JW: It’s not about “experimenting,” because this implies, at least to me, a conscious choice. It’s about participating in longstanding hetero-masculine rituals that incorporate homosexual contact as part of the work of building heterosexual men.  How many men? Well, if we think about the number of men who have served in the military… I think that’s a good place to start. 

ATTN: Are there benefits, in your opinion, to straight men dabbling in homosexual behavior?

JW: From the perspective of heteronormativity, the benefit is that these kinds of homosexual activity often bolster men’s heteromasculinity.  But that’s not something to celebrate; it’s something to examine with a close feminist eye. 

ATTN: Why do straight men face such enormous pressure to rationalize or deny their same-sex experiences? Do women face the same pressure?

JW: Unlike women, men are subject to a “one drop rule” when it comes to homosexual contact. Even just one homosexual experience is automatically interpreted to mean that a man is bisexual or gay, unless the contact happens in one of the ways that the dominant culture has prescribed for straight men. Women experience much more leeway and in fact are often subject to the opposite assumption; straight men tend to think that anything women do sexually is about them! Even when you identify as a lesbian, like I do, straight men think you just haven’t found the right man yet.

ATTN: Was there ever an era in which homosexual practices among straight men were less stigmatized?

JW: Straightness itself is a very recent notion, only about one hundred years old. There have always been loopholes in the dictate to restrict oneself to procreative sex, if that’s what you mean.  These loopholes are always there, but they shift and evolve over time.

ATTN: You have said you have a problem with the "born this way" argument. Can you explain why?

JW: This is a complicated argument that I elaborate here. But the short answer is that many scholars of sexuality, including myself, view sexual desires and identities as profoundly shaped by our cultural environment. 

ATTN: How can stigma be removed among straight men who have sex?
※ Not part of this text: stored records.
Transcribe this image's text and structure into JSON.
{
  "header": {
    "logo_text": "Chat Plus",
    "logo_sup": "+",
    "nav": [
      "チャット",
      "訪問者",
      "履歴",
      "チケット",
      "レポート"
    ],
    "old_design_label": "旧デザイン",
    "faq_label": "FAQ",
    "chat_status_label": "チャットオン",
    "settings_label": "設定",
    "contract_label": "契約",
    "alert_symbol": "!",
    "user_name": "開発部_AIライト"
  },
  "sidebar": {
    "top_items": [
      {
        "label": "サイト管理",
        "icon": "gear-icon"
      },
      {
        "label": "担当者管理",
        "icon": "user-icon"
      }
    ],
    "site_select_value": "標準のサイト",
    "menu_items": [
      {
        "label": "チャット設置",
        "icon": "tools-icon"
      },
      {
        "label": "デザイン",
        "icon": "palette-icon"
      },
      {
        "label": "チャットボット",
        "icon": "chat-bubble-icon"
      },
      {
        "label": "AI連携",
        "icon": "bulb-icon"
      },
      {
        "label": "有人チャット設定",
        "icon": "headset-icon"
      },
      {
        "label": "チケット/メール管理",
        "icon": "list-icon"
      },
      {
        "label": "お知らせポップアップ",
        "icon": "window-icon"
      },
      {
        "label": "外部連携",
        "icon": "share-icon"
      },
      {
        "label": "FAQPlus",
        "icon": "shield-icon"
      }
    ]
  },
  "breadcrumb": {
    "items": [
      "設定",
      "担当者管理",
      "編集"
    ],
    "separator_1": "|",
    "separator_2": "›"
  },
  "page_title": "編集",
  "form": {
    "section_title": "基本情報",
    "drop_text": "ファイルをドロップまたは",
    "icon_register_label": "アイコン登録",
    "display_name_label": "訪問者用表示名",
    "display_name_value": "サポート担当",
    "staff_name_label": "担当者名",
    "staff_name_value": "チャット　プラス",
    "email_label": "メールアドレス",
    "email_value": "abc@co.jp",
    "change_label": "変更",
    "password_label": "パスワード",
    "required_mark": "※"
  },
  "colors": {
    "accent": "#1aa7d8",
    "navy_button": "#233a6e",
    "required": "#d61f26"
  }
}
JW: I don’t know that that’s necessarily the goal. Some people seem to think that I am defending straight men, or rewarding them by allowing them to claim their straightness.  But as a queer feminist, I don’t view heteronormativity as any kind of reward. If straight men want to stew in the juices of heterosexual culture, with all of its misogyny and homophobia, I think it’s more honest to let them stay there than to claim them as queer simply because they have put their fingers in another man’s butt.